Hugh was born in Middlesex, and was the son of John, a renowned painter, and Kate Macfarlane Charlton. He had one brother, John Macfarlan Charlton, who also died in the war and is also commemorated on the Armstrong memorial.
Hugh was educated at The Mount, Northallerton, Aldenham School, Hertfordshire and Armstrong College, where he studied Art.
Hugh received his commission in August 1915 as Second Lieutenant in the Northumberland Fusiliers, 7th Battalion. He entered France on 13th March 1916.
Hugh was killed in action on 24th June 1916 aged 32 in West-Vlaanderen, Heuvelland, Belgium. He was struck by a bomb from a trench mortar near Whychaate. Seven days later, his younger brother John was also killed in action on the first day of the Somme.
Their father, also John, in a canvas now lost, painted the two young men sat with their grandmother; while in another painting entitled 'The Brothers H.V.C. and J.M.C., Sandisdyke', two young men with their three dogs look up to the viewer. He also painted a posthumous portrait of John that was exhibited in the spring of 1917. On the 10th November 1917, John died after a brief illness.
His obituary was published on 1 September 1916 in “British Birds” journal (along with obituary to his brother John MacFarlane Charlton):
LIEUTENANT HUGH VAUGHAN CHARLTON, NORTHUMBERLAND FUSILIERS – Fell in action near Whychaate, on June 24th, 1916, struck by a bomb from a trench mortar. He was thirty-two years of age, and joined the Armstrong College O.T.C., receiving his commission in August of last year. He also, was a clever ornithologist, and the brothers worked much together, though Hugh’s inclinations leaned towards animal painting, for which he studied in Newcastle, Edinburgh and London. Birds were his speciality; his work was very artistic and he had a fine sense of colour and beauty in nature and in art, and was a sound critic. His paintings had already been hung in exhibitions in the cities where he had carried on his studies. One of his pictures, “The Home of the Dipper,” was exhibited in the Royal Academy of 1912.
As an officer he had earned warm tributes of affection from his Colonel and comrades, he devoted all his energies to his military duties, and, what makes his death doubly sad, is the knowledge that he had, a few days before, received an important appointment on the Staff.
Both the Charlton’s were keen sportsmen, taking special interest in wildfowling, for which they had exceptional opportunities on the Northumberland coast. It may truly be said of them that they would have shone in whatever profession they choose. They were patterns of honour, integrity and gentlemanly character, as well as being charming companions.
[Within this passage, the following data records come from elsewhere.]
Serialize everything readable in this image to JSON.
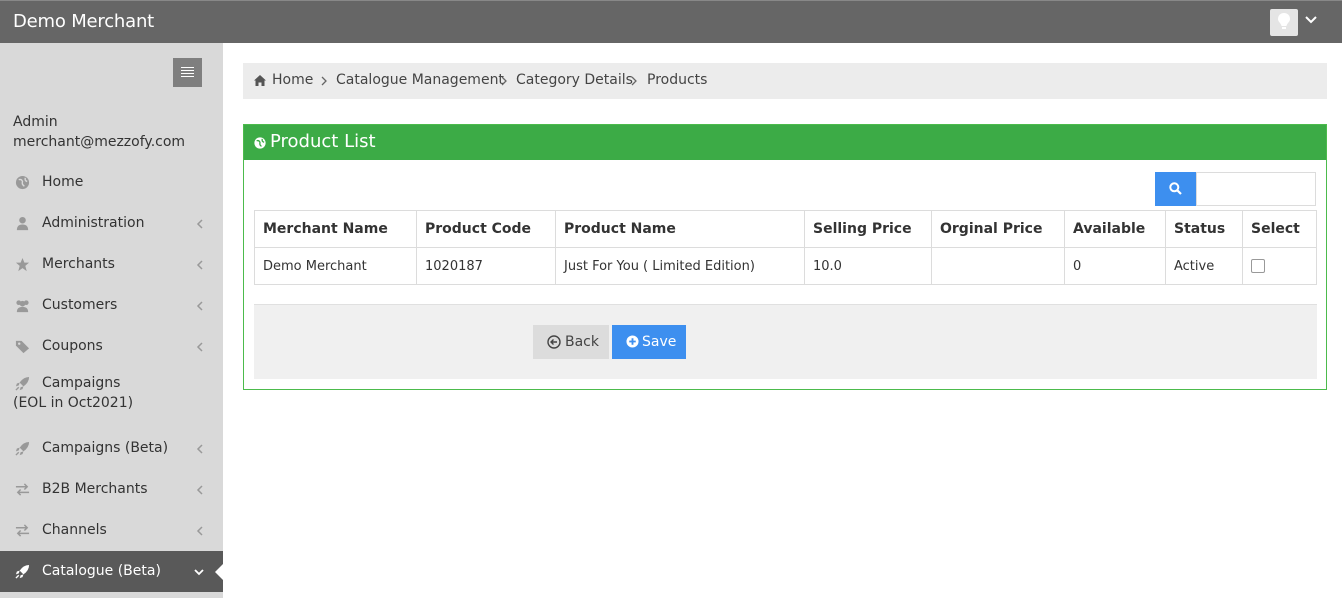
{
  "header": {
    "brand": "Demo Merchant",
    "avatar_icon": "lightbulb-icon",
    "menu_icon": "chevron-down-icon"
  },
  "sidebar": {
    "toggle_icon": "hamburger-icon",
    "user_role": "Admin",
    "user_email": "merchant@mezzofy.com",
    "items": [
      {
        "label": "Home",
        "icon": "globe-icon",
        "has_submenu": false
      },
      {
        "label": "Administration",
        "icon": "user-icon",
        "has_submenu": true
      },
      {
        "label": "Merchants",
        "icon": "star-icon",
        "has_submenu": true
      },
      {
        "label": "Customers",
        "icon": "users-icon",
        "has_submenu": true
      },
      {
        "label": "Coupons",
        "icon": "tag-icon",
        "has_submenu": true
      },
      {
        "label": "Campaigns",
        "label_line2": "(EOL in Oct2021)",
        "icon": "rocket-icon",
        "has_submenu": false
      },
      {
        "label": "Campaigns (Beta)",
        "icon": "rocket-icon",
        "has_submenu": true
      },
      {
        "label": "B2B Merchants",
        "icon": "exchange-icon",
        "has_submenu": true
      },
      {
        "label": "Channels",
        "icon": "exchange-icon",
        "has_submenu": true
      },
      {
        "label": "Catalogue (Beta)",
        "icon": "rocket-icon",
        "has_submenu": true,
        "active": true
      }
    ]
  },
  "breadcrumb": {
    "home_icon": "home-icon",
    "items": [
      "Home",
      "Catalogue Management",
      "Category Details",
      "Products"
    ]
  },
  "panel": {
    "title": "Product List",
    "title_icon": "globe-icon",
    "search": {
      "placeholder": "",
      "value": ""
    },
    "columns": [
      "Merchant Name",
      "Product Code",
      "Product Name",
      "Selling Price",
      "Orginal Price",
      "Available",
      "Status",
      "Select"
    ],
    "rows": [
      {
        "merchant_name": "Demo Merchant",
        "product_code": "1020187",
        "product_name": "Just For You ( Limited Edition)",
        "selling_price": "10.0",
        "original_price": "",
        "available": "0",
        "status": "Active",
        "selected": false
      }
    ],
    "back_label": "Back",
    "save_label": "Save"
  },
  "colors": {
    "topbar": "#666666",
    "sidebar": "#d9d9d9",
    "sidebar_active": "#595959",
    "panel_header": "#3cab46",
    "primary_button": "#3d8fef"
  }
}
The writer deeply deplores their untimely death, a feeling that is shared by all who knew them, and lovers of natural history will regret that ornithology has lost two students of great promise. Their father is Mr. John Charlton, the well-known artist, of Knightsbridge, S.W., and Newcastle-on-Tyne. On their mother’s side they were great-grandsons of the late John Vaughan, one of the pioneers of the Cleveland Iron Trade and grandsons of the late Thomas Vaughan, of Gunnergate Hall, Middlesbrough.
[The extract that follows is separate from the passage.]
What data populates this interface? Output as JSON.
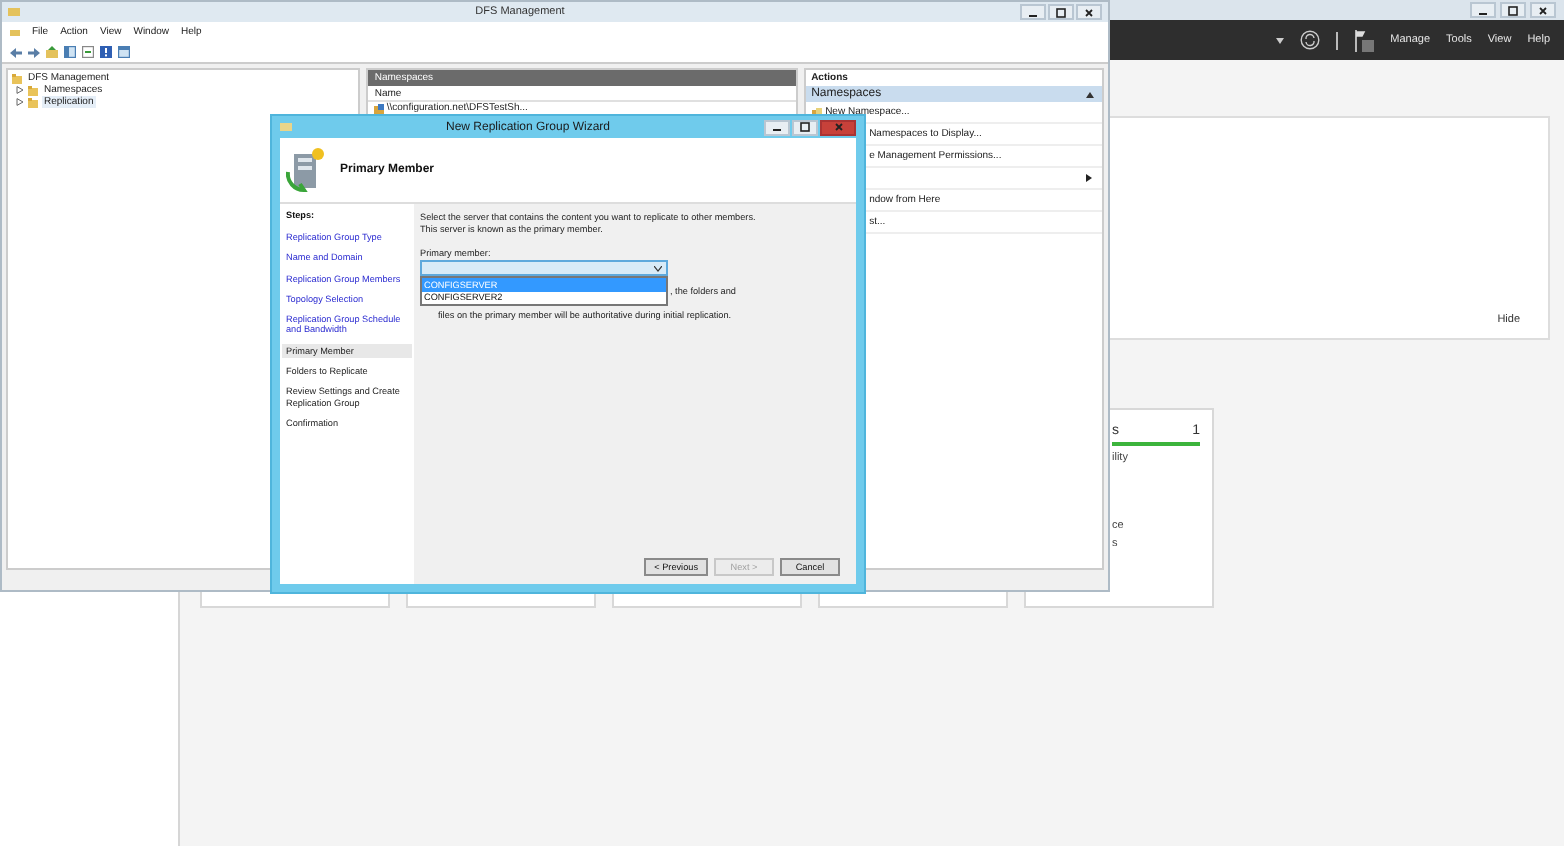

An exhibition of paitings by the Charlton brothers by the Northumbria Natural History Society can be seen at http://www.nhsn.ncl.ac.uk/resources/archive/stories-local-history/the-fi...